Mahmoud Ahmadinejad yesterday dismissed as psychological warfare the leaking of US diplomatic cables detailing strident Arab calls for Washington to stop Iran's nuclear facilities.
The leaks - in which several Arab leaders also portrayed the Iranian president as mad, bad and dangerous - were mere American "mischief" that would, he claimed, have no impact on his country's "friendly" relations with regional states.
Mr Ahmadinejad even denied that the disclosures made by the whistle-blowing website WikiLeaks were leaks at all, insisting they were deliberately orchestrated by the US government for "political" reasons.
Iranian officials suggested the furore was designed to increase Iran's sense of isolation ahead of Tehran's long-stalled nuclear talks with major world powers that are due to resume on December 5.
"When they [western countries] say they have isolated Iran, it means that they themselves are isolated, and when they say that Iran is economically weak, it means that it has strengthened," Mr Ahmadinejad said.
The supposedly confidential documents confirm some of Tehran's worst suspicions: that it is not only Israel that has pressed the US to attack the Islamic republic's nuclear facilities but many of its Arab neighbours as well.
Indeed, the documents reveal that the US has resisted Israeli and Arab calls to go to war with Iran until it has exhausted diplomacy and sanctions to rein in Tehran's nuclear ambitions.
Across the volatile region governments were struggling to respond to the embarrassing and sensational disclosures.
The first reactions were cautious and mostly bland, belying the dismay that most will have felt at seeing private discussions with US diplomats relayed in headlines by the world's media.
The leaks were variously condemned as "unhelpful", "negative" or "irresponsible", but only Turkey questioned their veracity: one document expressed grave misgivings about Turkey's dependability as a Nato ally.
Pakistan, meanwhile, was highly critical of the documents, which raised concerns that Islamic extremists there could target the country's nuclear programme in an attempt to steal a nuclear weapon or, more likely, the materials needed to build one.

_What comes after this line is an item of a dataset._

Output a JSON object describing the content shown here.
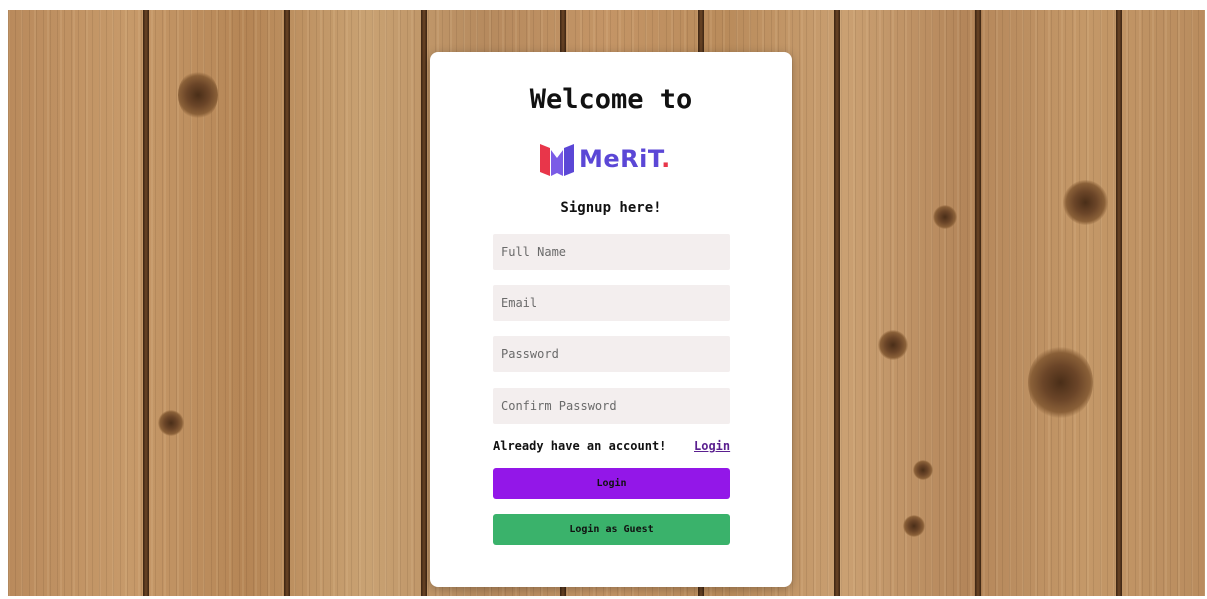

And Afghanistan insisted its relations with the US would not be affected by leaked cables portraying President Hamid Karzai as weak and paranoid, and his brother as a corrupt drugs baron.

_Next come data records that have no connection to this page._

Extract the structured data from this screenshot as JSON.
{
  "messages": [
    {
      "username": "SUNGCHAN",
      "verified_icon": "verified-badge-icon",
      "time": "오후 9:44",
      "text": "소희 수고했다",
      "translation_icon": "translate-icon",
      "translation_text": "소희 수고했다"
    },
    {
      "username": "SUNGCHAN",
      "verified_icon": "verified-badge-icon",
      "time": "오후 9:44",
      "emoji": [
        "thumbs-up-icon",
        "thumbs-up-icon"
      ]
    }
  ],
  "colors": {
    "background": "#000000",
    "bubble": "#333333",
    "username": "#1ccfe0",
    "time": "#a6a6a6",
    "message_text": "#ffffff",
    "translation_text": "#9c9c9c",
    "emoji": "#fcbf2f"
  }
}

Only Israel expressed satisfaction with the leaks, saying they proved the country is not alone in its hawkish opposition to Iran's nuclear programme.

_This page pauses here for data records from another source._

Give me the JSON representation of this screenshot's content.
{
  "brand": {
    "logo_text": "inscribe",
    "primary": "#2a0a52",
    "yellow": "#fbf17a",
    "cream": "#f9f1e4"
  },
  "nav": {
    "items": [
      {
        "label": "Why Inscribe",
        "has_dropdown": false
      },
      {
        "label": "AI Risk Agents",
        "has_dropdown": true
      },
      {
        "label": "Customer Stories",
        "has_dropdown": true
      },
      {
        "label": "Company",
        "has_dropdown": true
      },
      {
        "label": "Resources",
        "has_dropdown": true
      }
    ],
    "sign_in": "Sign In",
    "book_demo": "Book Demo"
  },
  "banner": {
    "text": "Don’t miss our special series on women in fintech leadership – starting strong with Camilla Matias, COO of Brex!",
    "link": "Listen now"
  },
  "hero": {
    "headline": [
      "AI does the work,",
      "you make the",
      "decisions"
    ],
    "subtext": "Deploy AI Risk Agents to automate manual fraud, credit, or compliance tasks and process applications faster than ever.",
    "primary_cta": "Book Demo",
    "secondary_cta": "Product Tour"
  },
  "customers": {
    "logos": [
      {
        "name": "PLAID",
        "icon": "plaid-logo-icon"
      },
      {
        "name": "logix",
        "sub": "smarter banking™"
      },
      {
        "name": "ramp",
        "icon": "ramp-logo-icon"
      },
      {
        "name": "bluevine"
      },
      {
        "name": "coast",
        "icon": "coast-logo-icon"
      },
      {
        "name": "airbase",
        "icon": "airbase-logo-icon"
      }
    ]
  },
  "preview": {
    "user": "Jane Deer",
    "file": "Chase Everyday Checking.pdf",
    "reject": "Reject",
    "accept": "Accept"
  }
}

One document recounted that in a June 2009 meeting with US legislators, the Israeli defence minister, Ehud Barak, argued that attacking Iran any later than late 2010 "would result in unacceptable collateral damage".
That unofficial deadline expires next month.
The State Department cables show that Arab leaders who are reticent to publicly criticise Iran - for fear of angering their people's or retribution from Tehran - have been urging the US in private to attack the Islamic republic's nuclear facilities before Israel does.
The website of Iran's state-run Press TV reported yesterday that Arab countries had joined Israel in describing "Tehran's peaceful nuclear programme" an "existential" threat.
It added: "Analysts believe the recent document release is a scenario carefully orchestrated by US intelligence agencies to deflect attention from the US's domestic problems, upset the situation in the region and lay the groundwork for military action against Iran."
The Iraqi foreign minister, Hoshiar Zebari called the leaks "unhelpful and untimely", while refusing to comment on their content.
Washington has repeatedly insisted military action was a last resort.
The US defence secretary, Robert Gates, said in one cable that any military strike on Iran would only delay its alleged pursuit of a nuclear weapon by one to three years.
But Washington's regional allies appear to be far more impatient.
* With addtional reporting by Tom Seibert in Istanbul, James Calderwood in Kuwait and Suha Philip Ma'ayeh in Amman